BEREA: Browns quarterback Brandon Weeden has yet to sign his rookie contract, and he appears to be getting antsy about the situation.
The Browns have signed nine of their 11 picks from this year’s draft class. Weeden, the 22nd overall pick, and running back Trent Richardson, the third overall selection, are the exceptions.
So is there any update?
“What’s the politically correct answer here?” Weeden asked Friday as the AFC participated in the NFL Rookie Symposium PLAY 60 Youth Football Clinic at the Browns’ headquarters. “I wish it was done, but I don’t know. It’ll get done. We’re working. It takes two sides, though.”
On June 11, Weeden told the Beacon Journal he would sign before training camp begins in late July. When asked whether he’s still confident that will be the case, Weeden said, “I hope so.”
Richardson repeated that he’s waiting for the top two overall picks, Indianapolis Colts quarterback Andrew Luck and Washington Redskins quarterback Robert Griffin III, to sign before completing his deal.
“For me, I think I’m really just waiting on one and two to get done,” Richardson said. “Then when the big guys get done, I can sign.”
Weeden and Richardson are two of 14 unsigned first-round picks from this year’s draft. None of the top-eight selections has signed.
Ever since Browns hall of fame running back Jim Brown called Richardson “ordinary” in an interview with ESPN Radio on draft day, Richardson has been swamped with questions about Brown’s comments.
Richardson continued to take the high road on Friday.
“I laugh at the situation,” he said. “For me, in my head, that means I got a lot of work to do, and I still do. … It’s just a lot of motivation. I don’t dislike Jim Brown for commenting. He’s just pushing me to the limit and making sure that I’m going to work and make sure that he gets everything he can out of me.”
Weeden has been impressed by the way Richardson has responded to Brown’s remarks.
“It doesn’t matter what anyone says with Trent,” Weeden said. “He’s got thick skin, which you have to have to play at this level, especially the positions that we play. Obviously, Jim Brown’s one of the best, probably the best running back to ever play here, and he’s got a right to say that. But Trent doesn’t worry about it. I can promise you that.
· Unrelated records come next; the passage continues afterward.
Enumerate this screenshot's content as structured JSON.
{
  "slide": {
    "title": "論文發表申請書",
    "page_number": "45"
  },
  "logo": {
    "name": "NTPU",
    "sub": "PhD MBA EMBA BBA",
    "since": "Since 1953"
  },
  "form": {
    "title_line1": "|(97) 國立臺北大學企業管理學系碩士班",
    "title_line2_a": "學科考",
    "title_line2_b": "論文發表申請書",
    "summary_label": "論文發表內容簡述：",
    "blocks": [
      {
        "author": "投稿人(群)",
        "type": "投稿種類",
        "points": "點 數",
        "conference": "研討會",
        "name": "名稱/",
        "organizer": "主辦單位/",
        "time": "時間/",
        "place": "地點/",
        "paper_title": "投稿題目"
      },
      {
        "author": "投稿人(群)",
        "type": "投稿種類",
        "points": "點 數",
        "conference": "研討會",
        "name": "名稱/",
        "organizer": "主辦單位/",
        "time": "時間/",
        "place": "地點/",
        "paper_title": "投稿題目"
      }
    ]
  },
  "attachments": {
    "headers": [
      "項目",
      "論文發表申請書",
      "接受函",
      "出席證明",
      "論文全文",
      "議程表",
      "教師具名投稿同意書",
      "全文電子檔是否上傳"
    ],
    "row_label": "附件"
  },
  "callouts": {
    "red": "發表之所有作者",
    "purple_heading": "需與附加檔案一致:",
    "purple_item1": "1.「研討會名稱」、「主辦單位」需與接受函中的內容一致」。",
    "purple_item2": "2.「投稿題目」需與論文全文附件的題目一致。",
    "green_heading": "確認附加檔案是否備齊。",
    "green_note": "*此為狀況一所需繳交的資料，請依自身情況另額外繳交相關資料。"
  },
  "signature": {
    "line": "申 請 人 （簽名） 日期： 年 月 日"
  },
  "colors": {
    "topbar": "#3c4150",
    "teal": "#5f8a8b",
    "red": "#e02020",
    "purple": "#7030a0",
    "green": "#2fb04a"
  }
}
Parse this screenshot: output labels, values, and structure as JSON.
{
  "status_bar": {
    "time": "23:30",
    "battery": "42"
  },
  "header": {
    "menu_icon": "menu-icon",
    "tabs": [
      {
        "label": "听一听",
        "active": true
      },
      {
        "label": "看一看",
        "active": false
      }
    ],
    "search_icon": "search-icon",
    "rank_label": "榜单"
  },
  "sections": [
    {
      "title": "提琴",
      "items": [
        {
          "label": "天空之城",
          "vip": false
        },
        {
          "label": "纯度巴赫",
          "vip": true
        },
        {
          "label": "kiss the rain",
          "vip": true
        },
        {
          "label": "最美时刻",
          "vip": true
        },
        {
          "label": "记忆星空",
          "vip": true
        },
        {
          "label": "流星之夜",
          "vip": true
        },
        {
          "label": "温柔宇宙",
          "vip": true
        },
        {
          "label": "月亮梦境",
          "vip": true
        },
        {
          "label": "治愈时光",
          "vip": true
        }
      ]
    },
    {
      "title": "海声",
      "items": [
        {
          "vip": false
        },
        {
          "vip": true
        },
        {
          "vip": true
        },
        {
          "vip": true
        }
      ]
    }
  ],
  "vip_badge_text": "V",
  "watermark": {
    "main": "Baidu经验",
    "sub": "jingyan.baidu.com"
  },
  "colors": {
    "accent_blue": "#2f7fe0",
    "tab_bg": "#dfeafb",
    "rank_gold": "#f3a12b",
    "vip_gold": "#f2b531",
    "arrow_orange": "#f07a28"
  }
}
All you’ve got to do is turn on the tape at Alabama and see what he did. He was a special player down there.”
Perhaps Richardson and Brown will be able to talk about everything face to face one day.
“I’d love to meet him,” Richardson said. “It will be an honor just to be in his presence. He is an icon. He is a legend.”
Luck, the No. 1 overall pick, said he thinks Weeden can “do great things” in the NFL.
“I think he’s incredibly accurate,” Luck said. “It’s fun watching him toss the ball. … It seems every time you’re like, ‘Oh, man. That’s where that throw needs to be.’ ... He’s got incredible arm strength, very sharp guy, obviously mature for how old he is.”
Jacksonville Jaguars rookie wide receiver Justin Blackmon was Weeden’s top target at Oklahoma State University, so it’s not a surprise he’s a believer.
“I consider [Weeden] one of the best that came out,” Blackmon said. “I wouldn’t trade him for anyone. He can throw the ball from sideline to sideline and with lots of velocity and speed. He can put it there. He knows how to read the coverage and makes smart decisions. He loves to compete.”
Luck is familiar with Northeast Ohio because he visited the area while growing up. His dad, Oliver, graduated from St. Ignatius High School in Cleveland, and he has a grandmother, aunts, uncles and cousins who still live in the area. “I love Cleveland,” he said. “Great city.” … Detroit Lions defensive tackle Nick Fairley attended the symposium this year. It was canceled when he was a rookie in 2011 because of the NFL lockout. Fairley, the 13th overall pick in last year’s draft, was arrested May 27 and faces charges of driving under the influence of alcohol, reckless driving and attempting to elude police.
Nate Ulrich can be reached at email@example.com.